■ EXERCISE PROMPT
Consider the entries below. Count the lines holding the string "flip" and state the number only.

┌─ TASK INPUTS

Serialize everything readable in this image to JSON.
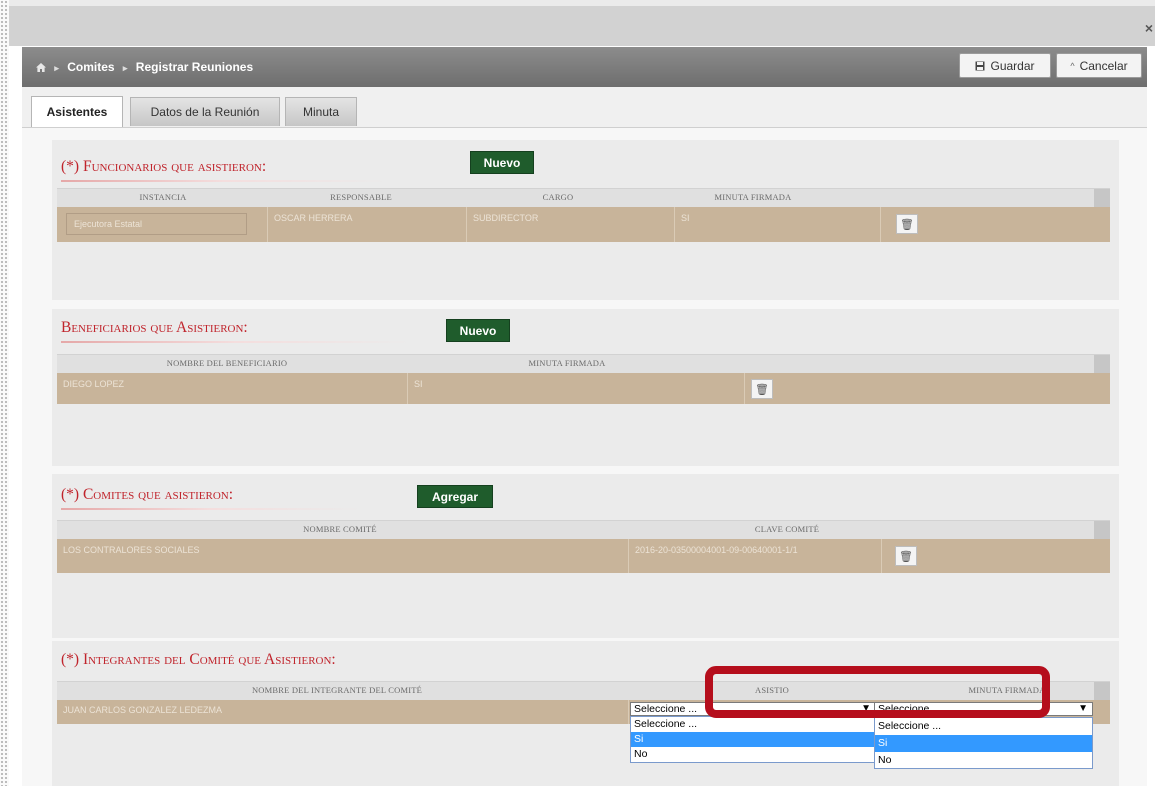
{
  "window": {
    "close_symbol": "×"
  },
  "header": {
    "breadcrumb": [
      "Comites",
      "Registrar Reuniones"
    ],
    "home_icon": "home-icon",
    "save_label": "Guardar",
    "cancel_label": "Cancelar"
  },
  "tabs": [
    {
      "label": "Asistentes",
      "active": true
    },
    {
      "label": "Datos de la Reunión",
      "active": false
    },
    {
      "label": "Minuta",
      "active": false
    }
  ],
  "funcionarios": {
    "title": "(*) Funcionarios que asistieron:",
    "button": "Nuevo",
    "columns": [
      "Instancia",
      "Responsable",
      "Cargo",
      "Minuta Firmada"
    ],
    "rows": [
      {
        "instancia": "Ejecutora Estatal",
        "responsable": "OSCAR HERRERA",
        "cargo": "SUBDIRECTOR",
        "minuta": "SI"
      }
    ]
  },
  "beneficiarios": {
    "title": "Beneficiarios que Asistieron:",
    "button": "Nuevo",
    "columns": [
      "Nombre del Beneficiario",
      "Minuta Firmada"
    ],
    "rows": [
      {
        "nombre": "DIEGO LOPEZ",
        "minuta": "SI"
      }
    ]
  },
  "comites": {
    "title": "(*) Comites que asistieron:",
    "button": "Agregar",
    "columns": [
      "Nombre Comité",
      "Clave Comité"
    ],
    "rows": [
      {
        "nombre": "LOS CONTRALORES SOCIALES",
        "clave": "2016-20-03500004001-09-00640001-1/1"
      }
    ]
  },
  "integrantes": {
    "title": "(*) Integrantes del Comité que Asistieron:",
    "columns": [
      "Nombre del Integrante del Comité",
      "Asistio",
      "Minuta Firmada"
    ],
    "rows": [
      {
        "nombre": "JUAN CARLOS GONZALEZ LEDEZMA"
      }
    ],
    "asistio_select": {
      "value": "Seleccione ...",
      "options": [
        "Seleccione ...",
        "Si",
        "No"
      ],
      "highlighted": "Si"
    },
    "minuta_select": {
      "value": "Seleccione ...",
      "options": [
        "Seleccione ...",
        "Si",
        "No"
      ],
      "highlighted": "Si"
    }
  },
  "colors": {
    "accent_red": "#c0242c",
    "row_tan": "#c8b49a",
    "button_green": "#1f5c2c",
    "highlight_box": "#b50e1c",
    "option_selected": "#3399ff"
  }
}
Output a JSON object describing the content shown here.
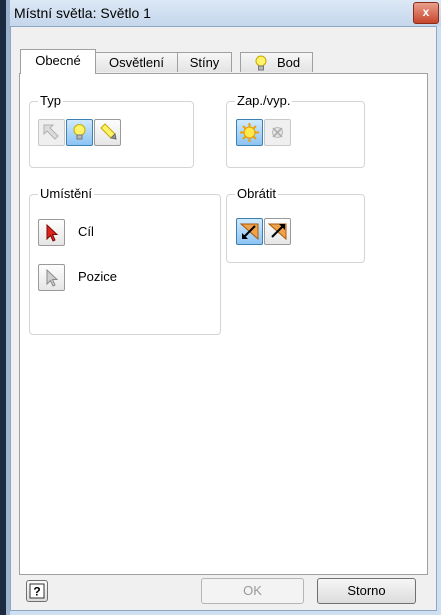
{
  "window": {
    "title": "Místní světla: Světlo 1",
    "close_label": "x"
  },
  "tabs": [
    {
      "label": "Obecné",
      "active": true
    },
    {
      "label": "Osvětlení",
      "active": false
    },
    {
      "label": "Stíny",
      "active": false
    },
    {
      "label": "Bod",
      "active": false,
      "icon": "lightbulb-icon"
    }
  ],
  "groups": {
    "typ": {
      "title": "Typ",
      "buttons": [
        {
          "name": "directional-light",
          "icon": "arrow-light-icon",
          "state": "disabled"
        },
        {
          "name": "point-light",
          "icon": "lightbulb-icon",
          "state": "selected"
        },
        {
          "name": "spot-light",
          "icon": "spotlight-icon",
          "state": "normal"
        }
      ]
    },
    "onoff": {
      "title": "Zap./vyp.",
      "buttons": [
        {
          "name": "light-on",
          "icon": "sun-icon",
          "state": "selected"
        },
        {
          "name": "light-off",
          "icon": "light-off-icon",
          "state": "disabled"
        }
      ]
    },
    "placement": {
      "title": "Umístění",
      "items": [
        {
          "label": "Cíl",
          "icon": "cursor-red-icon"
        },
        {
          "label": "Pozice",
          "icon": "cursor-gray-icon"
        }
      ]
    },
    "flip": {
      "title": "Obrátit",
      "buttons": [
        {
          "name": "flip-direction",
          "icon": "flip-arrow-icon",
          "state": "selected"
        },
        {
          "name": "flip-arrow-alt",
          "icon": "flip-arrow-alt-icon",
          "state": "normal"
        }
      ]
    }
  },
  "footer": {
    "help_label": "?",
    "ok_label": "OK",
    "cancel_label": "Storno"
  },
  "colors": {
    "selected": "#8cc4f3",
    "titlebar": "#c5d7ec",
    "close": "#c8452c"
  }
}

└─

■ RESPONSE TO THIS EXERCISE
5